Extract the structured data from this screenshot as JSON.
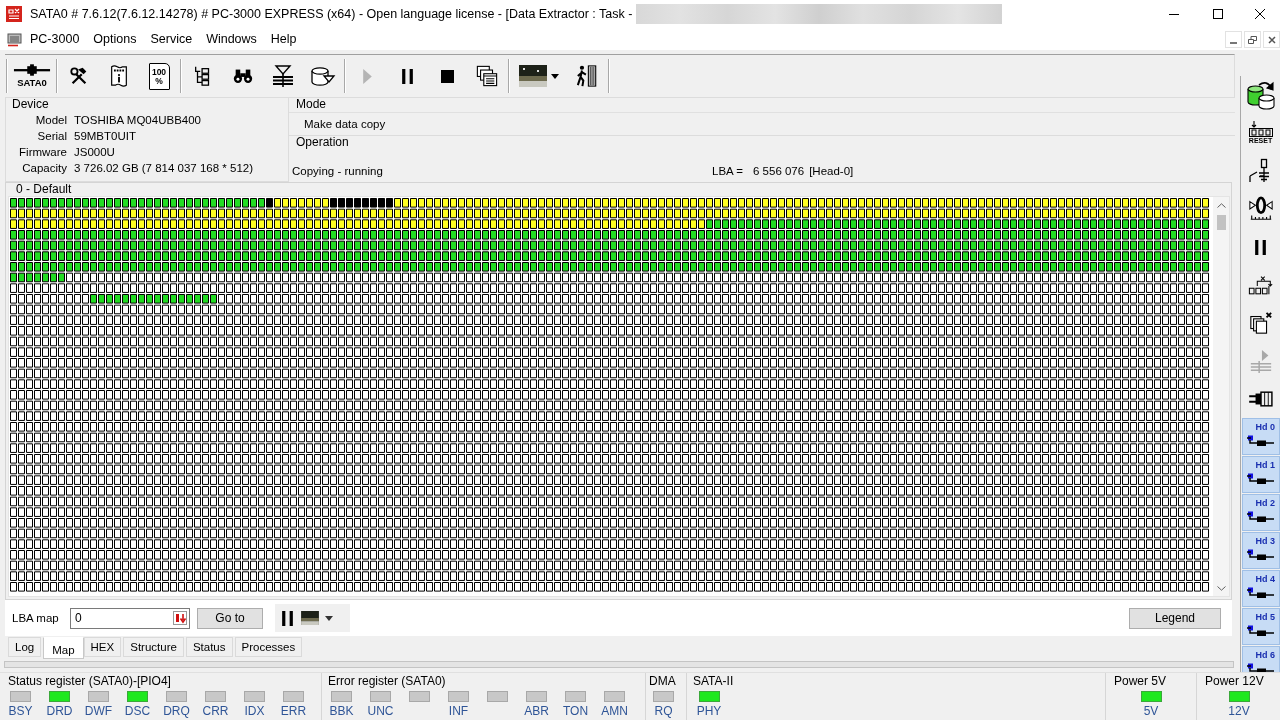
{
  "window": {
    "title": "SATA0 # 7.6.12(7.6.12.14278) # PC-3000 EXPRESS (x64) - Open language license - [Data Extractor : Task -",
    "redacted": true
  },
  "menu": [
    "PC-3000",
    "Options",
    "Service",
    "Windows",
    "Help"
  ],
  "toolbar": [
    {
      "buttons": [
        {
          "kind": "port",
          "label": "SATA0",
          "disabled": false
        }
      ]
    },
    {
      "buttons": [
        {
          "kind": "tools",
          "disabled": false
        },
        {
          "kind": "info",
          "disabled": false
        },
        {
          "kind": "percent",
          "label": "100 %",
          "disabled": false
        }
      ]
    },
    {
      "buttons": [
        {
          "kind": "tree",
          "disabled": false
        },
        {
          "kind": "binoculars",
          "disabled": false
        },
        {
          "kind": "layers",
          "disabled": false
        },
        {
          "kind": "disk",
          "disabled": false
        }
      ]
    },
    {
      "buttons": [
        {
          "kind": "play",
          "disabled": true
        },
        {
          "kind": "pause",
          "disabled": false
        },
        {
          "kind": "stop",
          "disabled": false
        },
        {
          "kind": "windows",
          "disabled": false
        }
      ]
    },
    {
      "buttons": [
        {
          "kind": "thumbnail",
          "disabled": false
        },
        {
          "kind": "walker",
          "disabled": false
        }
      ]
    }
  ],
  "device": {
    "title": "Device",
    "fields": [
      {
        "label": "Model",
        "value": "TOSHIBA MQ04UBB400"
      },
      {
        "label": "Serial",
        "value": "59MBT0UIT"
      },
      {
        "label": "Firmware",
        "value": "JS000U"
      },
      {
        "label": "Capacity",
        "value": "3 726.02 GB (7 814 037 168 * 512)"
      }
    ]
  },
  "mode": {
    "title": "Mode",
    "value": "Make data copy"
  },
  "operation": {
    "title": "Operation",
    "value": "Copying - running",
    "lba_label": "LBA =",
    "lba_value": "6 556 076",
    "head": "[Head-0]"
  },
  "map": {
    "title": "0 - Default"
  },
  "lba_map": {
    "label": "LBA map",
    "value": "0",
    "goto": "Go to",
    "legend": "Legend"
  },
  "tabs": [
    {
      "label": "Log",
      "selected": false
    },
    {
      "label": "Map",
      "selected": true
    },
    {
      "label": "HEX",
      "selected": false
    },
    {
      "label": "Structure",
      "selected": false
    },
    {
      "label": "Status",
      "selected": false
    },
    {
      "label": "Processes",
      "selected": false
    }
  ],
  "registers": [
    {
      "title": "Status register (SATA0)-[PIO4]",
      "leds": [
        {
          "label": "BSY",
          "on": false
        },
        {
          "label": "DRD",
          "on": true
        },
        {
          "label": "DWF",
          "on": false
        },
        {
          "label": "DSC",
          "on": true
        },
        {
          "label": "DRQ",
          "on": false
        },
        {
          "label": "CRR",
          "on": false
        },
        {
          "label": "IDX",
          "on": false
        },
        {
          "label": "ERR",
          "on": false
        }
      ]
    },
    {
      "title": "Error register (SATA0)",
      "leds": [
        {
          "label": "BBK",
          "on": false
        },
        {
          "label": "UNC",
          "on": false
        },
        {
          "on": false
        },
        {
          "label": "INF",
          "on": false
        },
        {
          "on": false
        },
        {
          "label": "ABR",
          "on": false
        },
        {
          "label": "TON",
          "on": false
        },
        {
          "label": "AMN",
          "on": false
        }
      ]
    },
    {
      "title": "DMA",
      "leds": [
        {
          "label": "RQ",
          "on": false
        }
      ]
    },
    {
      "title": "SATA-II",
      "leds": [
        {
          "label": "PHY",
          "on": true
        }
      ]
    }
  ],
  "power": [
    {
      "title": "Power 5V",
      "leds": [
        {
          "label": "5V",
          "on": true
        }
      ]
    },
    {
      "title": "Power 12V",
      "leds": [
        {
          "label": "12V",
          "on": true
        }
      ]
    }
  ],
  "sidebar": {
    "tools": [
      {
        "kind": "db-copy",
        "disabled": false
      },
      {
        "kind": "reset",
        "label": "RESET",
        "disabled": false
      },
      {
        "kind": "switch",
        "disabled": false
      },
      {
        "kind": "zero",
        "disabled": false
      },
      {
        "kind": "pause",
        "disabled": false
      },
      {
        "kind": "relay",
        "disabled": false
      },
      {
        "kind": "copy-x",
        "disabled": false
      },
      {
        "kind": "play-lines",
        "disabled": true
      },
      {
        "kind": "connector",
        "disabled": false
      }
    ],
    "heads": [
      {
        "label": "Hd 0",
        "selected": true
      },
      {
        "label": "Hd 1",
        "selected": true
      },
      {
        "label": "Hd 2",
        "selected": true
      },
      {
        "label": "Hd 3",
        "selected": true
      },
      {
        "label": "Hd 4",
        "selected": true
      },
      {
        "label": "Hd 5",
        "selected": true
      },
      {
        "label": "Hd 6",
        "selected": true
      }
    ]
  }
}
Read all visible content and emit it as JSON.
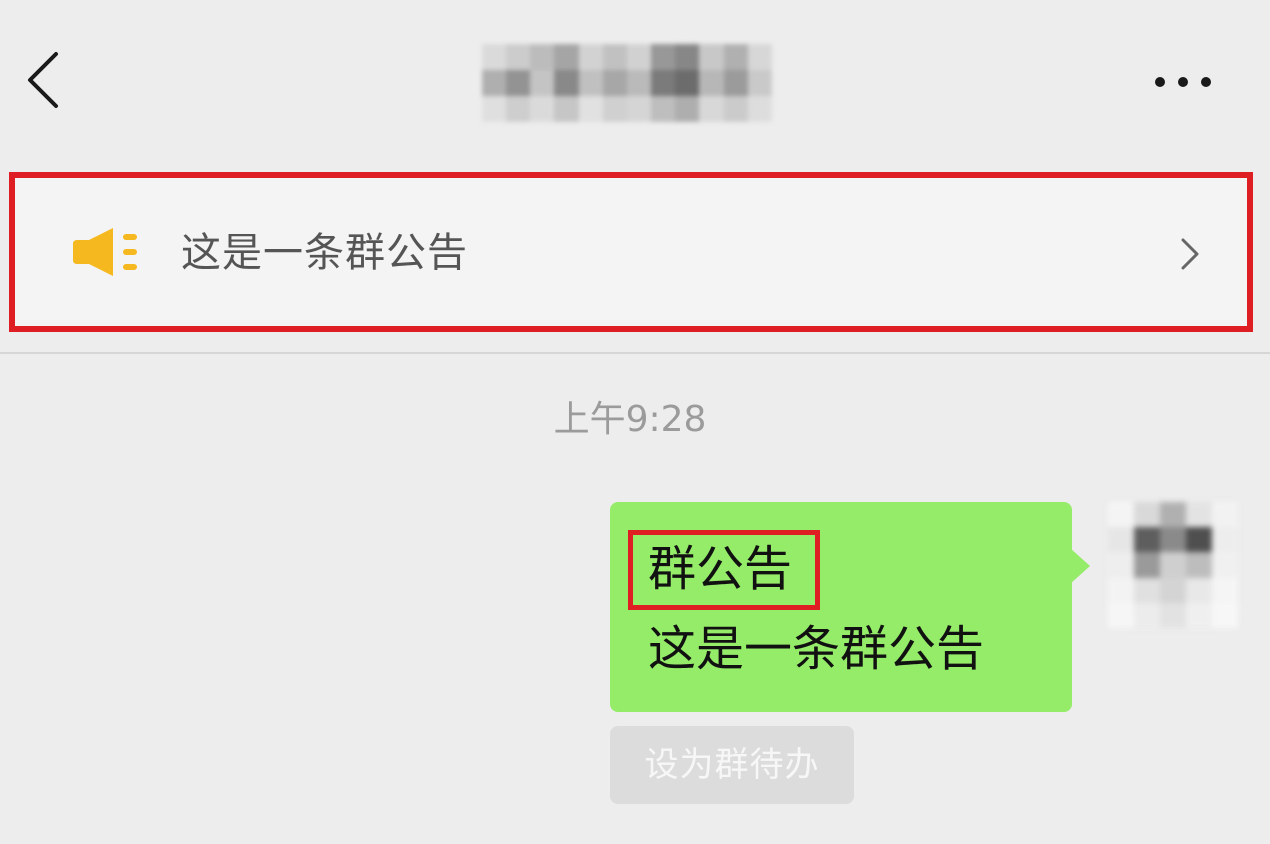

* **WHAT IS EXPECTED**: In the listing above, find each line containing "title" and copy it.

* **WORKED SOLUTION**:
    "title": "SATA0 # 7.6.12(7.6.12.14278) # PC-3000 EXPRESS (x64) - Open language license - [Data Extractor : Task -",
    "title": "Device",
    "title": "Mode",
    "title": "Operation",
    "title": "0 - Default"
      "title": "Status register (SATA0)-[PIO4]",
      "title": "Error register (SATA0)",
      "title": "DMA",
      "title": "SATA-II",
      "title": "Power 5V",
      "title": "Power 12V",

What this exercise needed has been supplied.